I was involved in an altercation last December 2013 in a bar in Manila. My friend and I were asked to get out of the establishment by the bouncers there. We understand that the bouncers were only doing their job but I think they have abused their strength when they ordered us to leave. One of the bouncers did not only place his hand on my face and shoved me away but slapped my face when I tried to get my friend’s bag that was left inside the bar. I want to pursue a case for minor physical assault against the bouncer. Please advise me of what to do?
Under the Revised Penal Code, the crime which deals with minor physical assault is called physical injuries punishable therein under Article 263 for serious physical injuries, Article 265 for less serious physical injuries and Article 266 for slight physical injuries. Under the circumstances which you have mentioned, you may file a case for slight physical injuries punishable under Article 266 of the Revised Penal Code, taking into consideration that you may have only suffered physical injuries which do not prevent you from engaging in your habitual work nor require medical attendance (Par. 2, Article 266, Revised Rules of Court).
In order to institute a case for slight physical injuries, you must file a complaint before the Office of the Prosecutor of Manila considering that the injuries were inflicted within the territories of the City of Manila (Section 10, Rule 110, Rules of Court). Considering the provision of Article 90 of the Revised Penal Code which provides that light penalty prescribes in two months, you must initiate the complaint before the lapse of two months from the date of the incident before the aforesaid office; otherwise the complaint for physical injuries may only be dismissed because the crime already prescribed. The Public Attorney’s Office in Manila may assists you with your concern as long as you qualify as an indigent client or one who is unemployed or who is earning not more than P14,000 a month if living within Metro Manila, P13,000 a month if living in other cities and P12,000 if living in municipalities (Section 3, Article II, PAO Operations Manual). We advise that you bring your certificate of indigency, if unemployed or latest one month payslip, if unemployed to prove your indigency. We also request that you bring a copy of police blotter or report, barangay blotter, medical certificates and all other documents which you deem important in your case.
Finally, please be reminded that the above legal opinion is solely based on our appreciation of the problem that you have stated. The opinion may vary when other facts are included or elaborated.

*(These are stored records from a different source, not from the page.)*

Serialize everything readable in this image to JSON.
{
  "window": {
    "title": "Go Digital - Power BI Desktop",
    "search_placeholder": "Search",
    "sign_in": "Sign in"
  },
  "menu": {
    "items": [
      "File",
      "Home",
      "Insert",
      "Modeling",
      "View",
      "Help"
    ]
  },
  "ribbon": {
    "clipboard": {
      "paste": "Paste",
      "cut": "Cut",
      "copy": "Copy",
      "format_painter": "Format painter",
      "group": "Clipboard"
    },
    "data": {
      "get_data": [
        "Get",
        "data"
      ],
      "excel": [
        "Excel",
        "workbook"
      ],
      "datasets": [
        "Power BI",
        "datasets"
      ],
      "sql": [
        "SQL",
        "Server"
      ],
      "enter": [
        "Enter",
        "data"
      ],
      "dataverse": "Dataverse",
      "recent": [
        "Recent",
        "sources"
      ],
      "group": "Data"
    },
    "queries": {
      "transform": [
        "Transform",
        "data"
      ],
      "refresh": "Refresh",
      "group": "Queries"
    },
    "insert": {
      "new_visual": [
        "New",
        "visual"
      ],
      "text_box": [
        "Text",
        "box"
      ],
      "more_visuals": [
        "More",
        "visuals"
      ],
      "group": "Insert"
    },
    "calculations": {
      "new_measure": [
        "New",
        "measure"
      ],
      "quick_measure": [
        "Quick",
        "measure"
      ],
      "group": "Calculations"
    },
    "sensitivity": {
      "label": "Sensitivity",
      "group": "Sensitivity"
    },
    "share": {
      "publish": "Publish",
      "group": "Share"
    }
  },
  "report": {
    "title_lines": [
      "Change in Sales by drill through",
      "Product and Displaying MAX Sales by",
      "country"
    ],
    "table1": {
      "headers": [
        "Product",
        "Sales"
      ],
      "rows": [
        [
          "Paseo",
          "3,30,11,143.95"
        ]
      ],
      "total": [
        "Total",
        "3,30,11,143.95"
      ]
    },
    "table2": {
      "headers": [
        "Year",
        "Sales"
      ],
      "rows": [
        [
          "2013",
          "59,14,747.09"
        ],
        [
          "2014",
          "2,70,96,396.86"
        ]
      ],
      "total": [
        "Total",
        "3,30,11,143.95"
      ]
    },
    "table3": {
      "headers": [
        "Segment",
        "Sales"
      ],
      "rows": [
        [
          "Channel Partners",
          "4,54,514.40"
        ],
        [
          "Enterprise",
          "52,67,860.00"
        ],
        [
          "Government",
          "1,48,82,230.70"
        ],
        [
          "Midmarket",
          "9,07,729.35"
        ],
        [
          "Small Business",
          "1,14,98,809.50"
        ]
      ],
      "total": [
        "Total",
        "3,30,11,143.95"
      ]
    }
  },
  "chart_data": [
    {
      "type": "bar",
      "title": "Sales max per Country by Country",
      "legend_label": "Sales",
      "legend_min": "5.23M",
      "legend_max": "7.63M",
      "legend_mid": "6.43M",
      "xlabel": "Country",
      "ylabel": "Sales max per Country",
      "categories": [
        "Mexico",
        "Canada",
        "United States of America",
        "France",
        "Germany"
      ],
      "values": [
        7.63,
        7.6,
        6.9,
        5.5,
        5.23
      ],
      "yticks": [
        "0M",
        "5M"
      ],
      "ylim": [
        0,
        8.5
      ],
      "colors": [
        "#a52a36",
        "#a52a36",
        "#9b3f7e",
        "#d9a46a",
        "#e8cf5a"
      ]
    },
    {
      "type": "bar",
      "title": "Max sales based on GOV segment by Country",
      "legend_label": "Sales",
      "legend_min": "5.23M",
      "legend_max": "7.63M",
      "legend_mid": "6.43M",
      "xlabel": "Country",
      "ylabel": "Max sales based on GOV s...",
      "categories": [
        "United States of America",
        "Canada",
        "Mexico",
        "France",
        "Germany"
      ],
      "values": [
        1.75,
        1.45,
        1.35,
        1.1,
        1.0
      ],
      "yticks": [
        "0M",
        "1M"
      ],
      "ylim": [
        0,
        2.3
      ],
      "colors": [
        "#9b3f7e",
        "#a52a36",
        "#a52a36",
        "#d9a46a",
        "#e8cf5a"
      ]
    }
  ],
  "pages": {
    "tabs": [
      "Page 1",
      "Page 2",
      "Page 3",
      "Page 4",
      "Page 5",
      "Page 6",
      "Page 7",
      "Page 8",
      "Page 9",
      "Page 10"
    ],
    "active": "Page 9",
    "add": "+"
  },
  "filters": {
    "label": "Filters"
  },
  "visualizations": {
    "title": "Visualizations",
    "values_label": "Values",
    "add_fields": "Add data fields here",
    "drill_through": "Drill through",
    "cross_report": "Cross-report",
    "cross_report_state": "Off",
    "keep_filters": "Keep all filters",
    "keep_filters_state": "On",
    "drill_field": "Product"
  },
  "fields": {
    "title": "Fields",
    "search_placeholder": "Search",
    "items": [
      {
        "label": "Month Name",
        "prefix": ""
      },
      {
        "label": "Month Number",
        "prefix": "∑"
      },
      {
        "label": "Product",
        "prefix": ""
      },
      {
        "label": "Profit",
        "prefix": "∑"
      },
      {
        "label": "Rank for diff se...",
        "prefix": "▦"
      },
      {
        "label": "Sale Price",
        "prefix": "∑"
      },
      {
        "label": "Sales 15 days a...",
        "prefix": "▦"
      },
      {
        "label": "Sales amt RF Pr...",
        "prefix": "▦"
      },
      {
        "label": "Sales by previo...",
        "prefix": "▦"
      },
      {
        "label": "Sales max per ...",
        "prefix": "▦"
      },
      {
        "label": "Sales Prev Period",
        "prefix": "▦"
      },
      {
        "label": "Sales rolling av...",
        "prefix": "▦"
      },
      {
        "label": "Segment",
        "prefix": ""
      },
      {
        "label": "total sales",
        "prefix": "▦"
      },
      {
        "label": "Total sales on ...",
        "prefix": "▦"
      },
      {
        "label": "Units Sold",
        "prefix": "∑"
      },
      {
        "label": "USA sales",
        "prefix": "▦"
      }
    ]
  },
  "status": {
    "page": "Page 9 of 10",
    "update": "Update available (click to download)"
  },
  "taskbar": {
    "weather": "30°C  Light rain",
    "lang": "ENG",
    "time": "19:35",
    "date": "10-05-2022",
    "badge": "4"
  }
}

Editor’s note: Dear PAO is a daily column of the Public Attorney’s Office. Questions for Chief Acosta may be sent to email@example.com